Work request: From the listing below, pull each line that includes "value".

Data for this exercise:
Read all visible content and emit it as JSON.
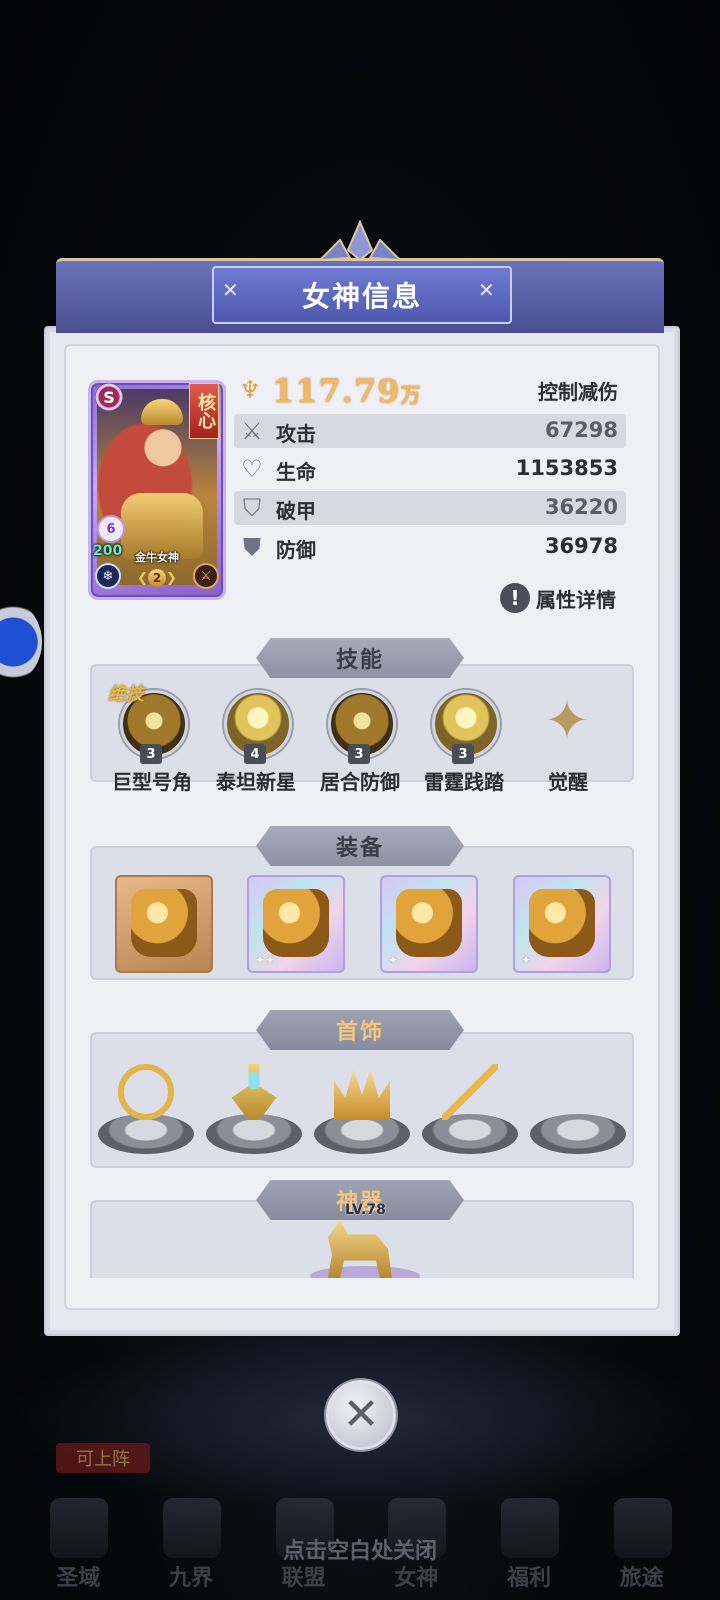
{
  "dialog": {
    "title": "女神信息"
  },
  "character": {
    "name": "金牛女神",
    "grade": "S",
    "core_tag": "核心",
    "stars": "6",
    "level": "200",
    "rank": "2"
  },
  "power": {
    "value": "117.79",
    "unit": "万",
    "role": "控制减伤"
  },
  "stats": [
    {
      "label": "攻击",
      "value": "67298",
      "icon": "swords-icon"
    },
    {
      "label": "生命",
      "value": "1153853",
      "icon": "heart-icon"
    },
    {
      "label": "破甲",
      "value": "36220",
      "icon": "broken-shield-icon"
    },
    {
      "label": "防御",
      "value": "36978",
      "icon": "shield-icon"
    }
  ],
  "attribute_details": "属性详情",
  "skills": {
    "title": "技能",
    "ultimate_tag": "绝技",
    "items": [
      {
        "name": "巨型号角",
        "level": "3"
      },
      {
        "name": "泰坦新星",
        "level": "4"
      },
      {
        "name": "居合防御",
        "level": "3"
      },
      {
        "name": "雷霆践踏",
        "level": "3"
      },
      {
        "name": "觉醒"
      }
    ]
  },
  "equipment": {
    "title": "装备",
    "items": [
      {
        "type": "shoulder-guard",
        "stars": ""
      },
      {
        "type": "helmet",
        "stars": "✦✦"
      },
      {
        "type": "chest-armor",
        "stars": "✦"
      },
      {
        "type": "boots",
        "stars": "✦"
      }
    ]
  },
  "accessories": {
    "title": "首饰",
    "items": [
      {
        "type": "gold-earrings"
      },
      {
        "type": "gem-earrings"
      },
      {
        "type": "crown"
      },
      {
        "type": "scepter"
      },
      {
        "type": "empty"
      }
    ]
  },
  "artifact": {
    "title": "神器",
    "level": "LV.78"
  },
  "bottom_nav": [
    "圣域",
    "九界",
    "联盟",
    "女神",
    "福利",
    "旅途"
  ],
  "background_badge": "可上阵",
  "close_hint": "点击空白处关闭",
  "colors": {
    "accent_gold": "#f0b867",
    "banner_blue": "#4e59ad",
    "panel_bg": "#eef0f6"
  }
}
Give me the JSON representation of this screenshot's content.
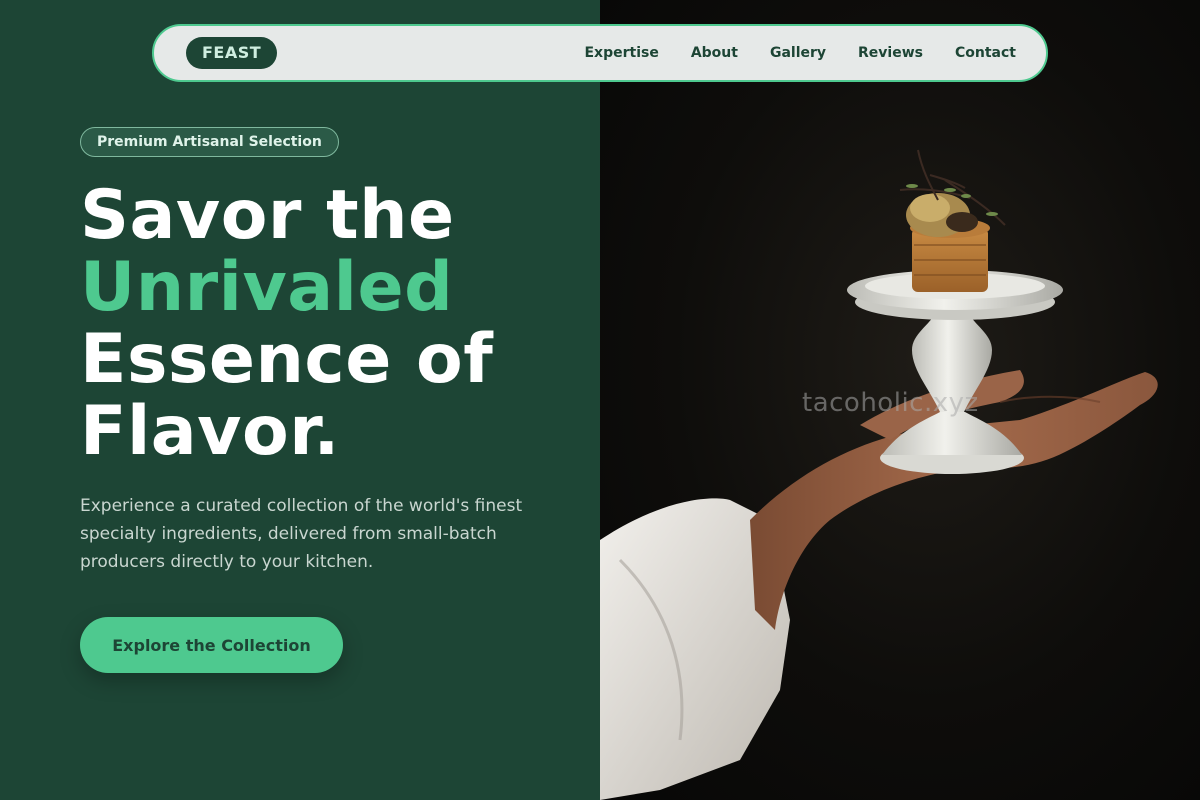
{
  "nav": {
    "logo": "FEAST",
    "links": [
      "Expertise",
      "About",
      "Gallery",
      "Reviews",
      "Contact"
    ]
  },
  "hero": {
    "badge": "Premium Artisanal Selection",
    "headline": {
      "line1": "Savor the",
      "line2": "Unrivaled",
      "line3": "Essence of",
      "line4": "Flavor."
    },
    "subtext": "Experience a curated collection of the world's finest specialty ingredients, delivered from small-batch producers directly to your kitchen.",
    "cta_label": "Explore the Collection"
  },
  "image": {
    "watermark": "tacoholic.xyz"
  },
  "colors": {
    "panel_bg": "#1d4535",
    "accent": "#4ec98f",
    "nav_bg": "#e6e9e8"
  }
}
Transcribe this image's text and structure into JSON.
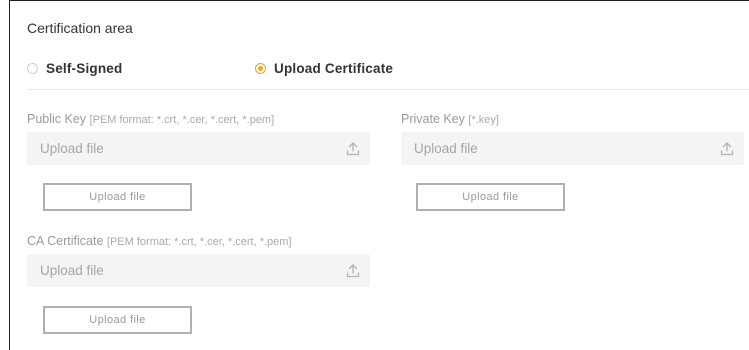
{
  "section": {
    "title": "Certification area"
  },
  "mode": {
    "options": [
      {
        "label": "Self-Signed",
        "selected": false
      },
      {
        "label": "Upload Certificate",
        "selected": true
      }
    ]
  },
  "public_key": {
    "label": "Public Key",
    "hint": "[PEM format: *.crt, *.cer, *.cert, *.pem]",
    "placeholder": "Upload file",
    "button": "Upload file"
  },
  "private_key": {
    "label": "Private Key",
    "hint": "[*.key]",
    "placeholder": "Upload file",
    "button": "Upload file"
  },
  "ca_certificate": {
    "label": "CA Certificate",
    "hint": "[PEM format: *.crt, *.cer, *.cert, *.pem]",
    "placeholder": "Upload file",
    "button": "Upload file"
  },
  "colors": {
    "accent": "#f2a31b",
    "muted_text": "#a6a6a6",
    "field_bg": "#f4f4f4"
  },
  "icons": {
    "upload": "upload-icon"
  }
}
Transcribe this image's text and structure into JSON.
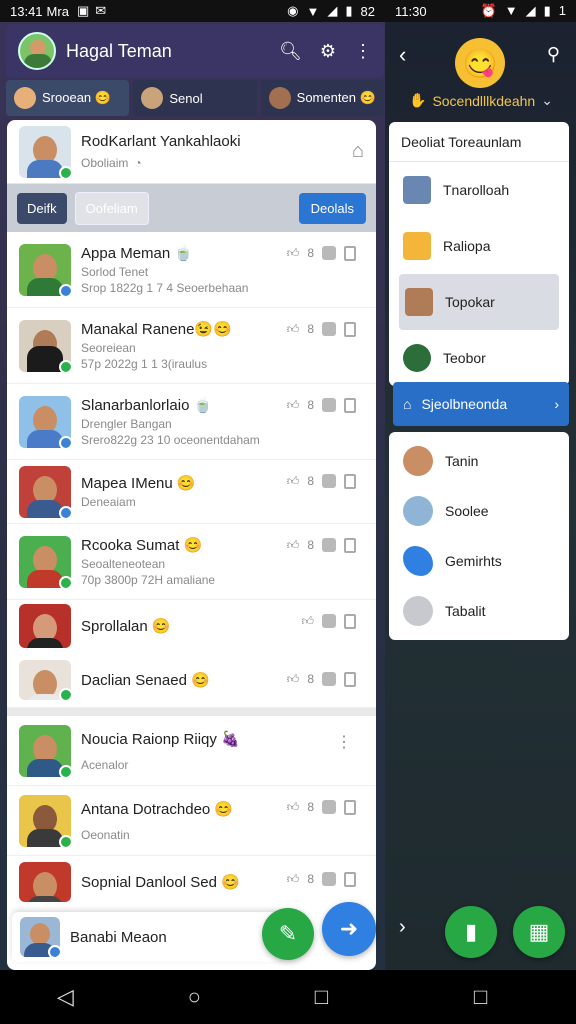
{
  "status_left": {
    "time": "13:41",
    "carrier": "Mra",
    "right": "82"
  },
  "status_right": {
    "time": "11:30",
    "right": "1"
  },
  "appbar": {
    "title": "Hagal Teman"
  },
  "tabs": [
    {
      "label": "Srooean 😊"
    },
    {
      "label": "Senol"
    },
    {
      "label": "Somenten 😊"
    }
  ],
  "header": {
    "name": "RodKarlant Yankahlaoki",
    "sub": "Oboliaim"
  },
  "actions": {
    "left1": "Deifk",
    "left2": "Oofeliam",
    "right": "Deolals"
  },
  "contacts": [
    {
      "name": "Appa Meman 🍵",
      "s1": "Sorlod Tenet",
      "s2": "Srop 1822g 1 7 4 Seoerbehaan"
    },
    {
      "name": "Manakal Ranene😉😊",
      "s1": "Seoreiean",
      "s2": "57p 2022g 1 1 3(iraulus"
    },
    {
      "name": "Slanarbanlorlaio 🍵",
      "s1": "Drengler Bangan",
      "s2": "Srero822g 23 10 oceonentdaham"
    },
    {
      "name": "Mapea IMenu 😊",
      "s1": "Deneaiam",
      "s2": ""
    },
    {
      "name": "Rcooka Sumat 😊",
      "s1": "Seoalteneotean",
      "s2": "70p 3800p 72H amaliane"
    },
    {
      "name": "Sprollalan 😊",
      "s1": "",
      "s2": ""
    },
    {
      "name": "Daclian Senaed 😊",
      "s1": "",
      "s2": ""
    },
    {
      "name": "Noucia Raionp Riiqy 🍇",
      "s1": "Acenalor",
      "s2": ""
    },
    {
      "name": "Antana Dotrachdeo 😊",
      "s1": "Oeonatin",
      "s2": ""
    },
    {
      "name": "Sopnial Danlool Sed 😊",
      "s1": "",
      "s2": ""
    },
    {
      "name": "Banabi Meaon",
      "s1": "",
      "s2": ""
    }
  ],
  "right": {
    "sub": "Socendlllkdeahn",
    "menu_title": "Deoliat Toreaunlam",
    "menu": [
      {
        "label": "Tnarolloah"
      },
      {
        "label": "Raliopa"
      },
      {
        "label": "Topokar"
      },
      {
        "label": "Teobor"
      }
    ],
    "blue_row": "Sjeolbneonda",
    "menu2": [
      {
        "label": "Tanin"
      },
      {
        "label": "Soolee"
      },
      {
        "label": "Gemirhts"
      },
      {
        "label": "Tabalit"
      }
    ]
  },
  "colors": {
    "accent_blue": "#2a76d2",
    "fab_green": "#28a745",
    "appbar": "#3b3566"
  }
}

Output of the exercise:
    "value": "117.79",
      "value": "67298",
      "value": "1153853",
      "value": "36220",
      "value": "36978",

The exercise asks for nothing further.